*** RECORDED DATA Section Begins ***

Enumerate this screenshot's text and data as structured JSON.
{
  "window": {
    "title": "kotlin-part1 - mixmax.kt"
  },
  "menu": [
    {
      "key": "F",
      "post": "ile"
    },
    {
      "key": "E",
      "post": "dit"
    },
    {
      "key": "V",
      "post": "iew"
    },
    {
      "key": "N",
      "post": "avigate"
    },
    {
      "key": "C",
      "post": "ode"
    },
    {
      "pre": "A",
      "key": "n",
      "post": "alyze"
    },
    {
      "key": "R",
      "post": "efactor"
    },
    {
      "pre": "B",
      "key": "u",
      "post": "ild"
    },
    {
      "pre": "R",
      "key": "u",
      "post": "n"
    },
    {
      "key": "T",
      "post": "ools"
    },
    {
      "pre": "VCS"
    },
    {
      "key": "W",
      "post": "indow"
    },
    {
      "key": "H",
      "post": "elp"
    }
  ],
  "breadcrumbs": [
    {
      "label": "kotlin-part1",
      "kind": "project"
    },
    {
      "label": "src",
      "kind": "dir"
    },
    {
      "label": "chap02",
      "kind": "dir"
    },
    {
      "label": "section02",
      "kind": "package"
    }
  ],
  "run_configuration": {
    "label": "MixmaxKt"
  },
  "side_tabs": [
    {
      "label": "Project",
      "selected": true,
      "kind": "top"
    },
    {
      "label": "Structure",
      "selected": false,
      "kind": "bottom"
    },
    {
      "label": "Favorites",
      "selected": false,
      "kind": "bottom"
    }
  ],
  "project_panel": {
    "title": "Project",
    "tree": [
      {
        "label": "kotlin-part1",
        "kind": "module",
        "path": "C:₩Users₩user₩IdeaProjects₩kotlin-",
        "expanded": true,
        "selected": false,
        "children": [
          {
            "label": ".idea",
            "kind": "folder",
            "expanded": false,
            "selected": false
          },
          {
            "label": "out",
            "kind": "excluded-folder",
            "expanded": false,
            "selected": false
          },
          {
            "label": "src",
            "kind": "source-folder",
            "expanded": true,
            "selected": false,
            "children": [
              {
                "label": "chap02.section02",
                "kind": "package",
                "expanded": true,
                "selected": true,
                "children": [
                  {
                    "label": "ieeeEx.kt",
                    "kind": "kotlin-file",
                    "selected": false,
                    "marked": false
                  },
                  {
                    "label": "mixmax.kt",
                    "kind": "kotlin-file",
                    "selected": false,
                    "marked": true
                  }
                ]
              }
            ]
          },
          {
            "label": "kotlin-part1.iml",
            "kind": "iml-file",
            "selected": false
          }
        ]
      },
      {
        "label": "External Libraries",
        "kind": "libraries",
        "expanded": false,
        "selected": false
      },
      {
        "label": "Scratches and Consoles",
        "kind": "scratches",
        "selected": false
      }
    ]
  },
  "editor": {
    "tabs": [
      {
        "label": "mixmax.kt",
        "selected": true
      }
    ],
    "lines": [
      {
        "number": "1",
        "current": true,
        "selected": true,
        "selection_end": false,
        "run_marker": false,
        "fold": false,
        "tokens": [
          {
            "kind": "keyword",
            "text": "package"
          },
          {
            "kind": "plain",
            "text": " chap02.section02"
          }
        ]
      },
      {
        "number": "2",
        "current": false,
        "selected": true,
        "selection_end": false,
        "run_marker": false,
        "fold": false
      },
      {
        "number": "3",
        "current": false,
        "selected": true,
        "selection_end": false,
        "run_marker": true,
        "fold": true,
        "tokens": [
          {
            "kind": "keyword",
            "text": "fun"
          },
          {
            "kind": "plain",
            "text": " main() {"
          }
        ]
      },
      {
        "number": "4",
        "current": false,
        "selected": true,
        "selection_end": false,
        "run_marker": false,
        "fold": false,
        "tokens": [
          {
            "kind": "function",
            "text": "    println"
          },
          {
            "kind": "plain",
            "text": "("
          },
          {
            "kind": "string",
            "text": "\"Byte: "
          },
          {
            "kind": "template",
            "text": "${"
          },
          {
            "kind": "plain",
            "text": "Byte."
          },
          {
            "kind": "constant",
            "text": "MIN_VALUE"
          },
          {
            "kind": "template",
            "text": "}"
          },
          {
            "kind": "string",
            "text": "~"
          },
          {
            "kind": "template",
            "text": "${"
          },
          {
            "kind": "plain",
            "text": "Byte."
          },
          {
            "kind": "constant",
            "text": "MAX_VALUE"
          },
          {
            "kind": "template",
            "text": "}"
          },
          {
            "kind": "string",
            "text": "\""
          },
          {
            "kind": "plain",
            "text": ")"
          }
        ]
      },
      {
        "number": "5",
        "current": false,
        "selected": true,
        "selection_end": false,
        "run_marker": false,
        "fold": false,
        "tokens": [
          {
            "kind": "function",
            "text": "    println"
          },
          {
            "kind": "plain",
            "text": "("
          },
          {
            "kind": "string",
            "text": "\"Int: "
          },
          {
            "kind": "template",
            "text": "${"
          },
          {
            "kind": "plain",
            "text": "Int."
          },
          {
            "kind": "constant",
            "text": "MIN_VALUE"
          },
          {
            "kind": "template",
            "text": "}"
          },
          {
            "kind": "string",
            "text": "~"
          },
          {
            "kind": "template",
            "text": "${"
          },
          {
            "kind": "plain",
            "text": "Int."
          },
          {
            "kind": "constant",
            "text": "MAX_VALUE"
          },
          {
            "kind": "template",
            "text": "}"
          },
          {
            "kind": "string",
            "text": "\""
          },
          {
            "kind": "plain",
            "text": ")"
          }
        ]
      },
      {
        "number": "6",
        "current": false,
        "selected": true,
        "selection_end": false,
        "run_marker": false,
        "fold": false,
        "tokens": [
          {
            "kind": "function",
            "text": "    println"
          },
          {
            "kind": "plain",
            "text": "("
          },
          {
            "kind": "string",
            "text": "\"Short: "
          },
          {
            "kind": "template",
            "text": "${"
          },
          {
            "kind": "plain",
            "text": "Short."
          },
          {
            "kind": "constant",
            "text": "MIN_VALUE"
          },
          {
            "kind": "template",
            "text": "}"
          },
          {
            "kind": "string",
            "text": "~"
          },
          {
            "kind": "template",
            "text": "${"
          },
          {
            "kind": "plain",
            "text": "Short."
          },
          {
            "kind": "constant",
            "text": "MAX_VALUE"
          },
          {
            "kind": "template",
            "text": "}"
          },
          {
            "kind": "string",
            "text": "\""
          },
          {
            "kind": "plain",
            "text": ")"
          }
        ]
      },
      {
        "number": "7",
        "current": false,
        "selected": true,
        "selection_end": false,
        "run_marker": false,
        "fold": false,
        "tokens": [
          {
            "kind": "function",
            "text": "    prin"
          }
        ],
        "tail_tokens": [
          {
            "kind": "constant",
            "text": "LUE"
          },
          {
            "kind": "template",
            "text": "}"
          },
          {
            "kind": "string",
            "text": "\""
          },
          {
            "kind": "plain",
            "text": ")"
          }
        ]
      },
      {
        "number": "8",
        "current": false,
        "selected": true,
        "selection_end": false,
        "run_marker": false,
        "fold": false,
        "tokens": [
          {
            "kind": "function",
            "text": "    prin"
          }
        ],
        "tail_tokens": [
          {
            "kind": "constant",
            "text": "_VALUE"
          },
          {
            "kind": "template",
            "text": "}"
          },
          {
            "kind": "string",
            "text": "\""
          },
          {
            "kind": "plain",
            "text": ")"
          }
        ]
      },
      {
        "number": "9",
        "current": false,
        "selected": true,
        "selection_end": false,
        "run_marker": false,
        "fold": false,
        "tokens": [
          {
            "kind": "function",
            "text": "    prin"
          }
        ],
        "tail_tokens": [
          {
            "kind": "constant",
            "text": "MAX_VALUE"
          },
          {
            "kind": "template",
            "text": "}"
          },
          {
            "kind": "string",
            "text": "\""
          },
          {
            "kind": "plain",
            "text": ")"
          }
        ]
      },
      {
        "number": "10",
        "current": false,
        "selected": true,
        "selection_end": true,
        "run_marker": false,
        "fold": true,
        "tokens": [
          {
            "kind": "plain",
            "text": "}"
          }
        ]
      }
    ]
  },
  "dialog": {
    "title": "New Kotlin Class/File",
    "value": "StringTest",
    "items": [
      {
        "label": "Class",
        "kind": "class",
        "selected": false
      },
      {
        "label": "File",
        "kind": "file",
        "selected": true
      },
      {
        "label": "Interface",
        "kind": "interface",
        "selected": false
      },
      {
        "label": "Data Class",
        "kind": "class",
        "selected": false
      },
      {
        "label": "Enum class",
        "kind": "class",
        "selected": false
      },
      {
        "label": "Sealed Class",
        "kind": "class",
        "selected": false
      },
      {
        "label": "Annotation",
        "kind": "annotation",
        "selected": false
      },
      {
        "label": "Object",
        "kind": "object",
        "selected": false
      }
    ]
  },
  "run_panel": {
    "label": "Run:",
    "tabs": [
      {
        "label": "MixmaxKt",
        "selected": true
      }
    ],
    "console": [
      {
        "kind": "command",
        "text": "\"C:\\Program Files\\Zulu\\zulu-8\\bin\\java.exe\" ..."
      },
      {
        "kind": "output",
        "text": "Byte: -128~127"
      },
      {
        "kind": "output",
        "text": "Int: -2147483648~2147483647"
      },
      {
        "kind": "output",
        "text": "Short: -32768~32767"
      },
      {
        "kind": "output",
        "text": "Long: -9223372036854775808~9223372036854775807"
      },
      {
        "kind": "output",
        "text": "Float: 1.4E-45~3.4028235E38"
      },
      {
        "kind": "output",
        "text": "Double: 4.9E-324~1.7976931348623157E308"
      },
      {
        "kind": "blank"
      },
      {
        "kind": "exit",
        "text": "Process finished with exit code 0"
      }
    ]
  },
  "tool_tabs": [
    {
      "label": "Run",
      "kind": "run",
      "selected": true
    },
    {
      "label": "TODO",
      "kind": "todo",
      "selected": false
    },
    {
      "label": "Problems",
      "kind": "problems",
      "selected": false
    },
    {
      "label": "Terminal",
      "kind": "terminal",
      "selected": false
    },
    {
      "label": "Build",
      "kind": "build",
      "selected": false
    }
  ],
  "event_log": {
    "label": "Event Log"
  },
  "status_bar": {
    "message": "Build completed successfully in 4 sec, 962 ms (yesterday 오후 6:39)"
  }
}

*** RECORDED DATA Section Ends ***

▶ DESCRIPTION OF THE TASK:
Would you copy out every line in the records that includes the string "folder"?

▶ RESULT OF THE EXERCISE:
            "kind": "folder",
            "kind": "excluded-folder",
            "kind": "source-folder",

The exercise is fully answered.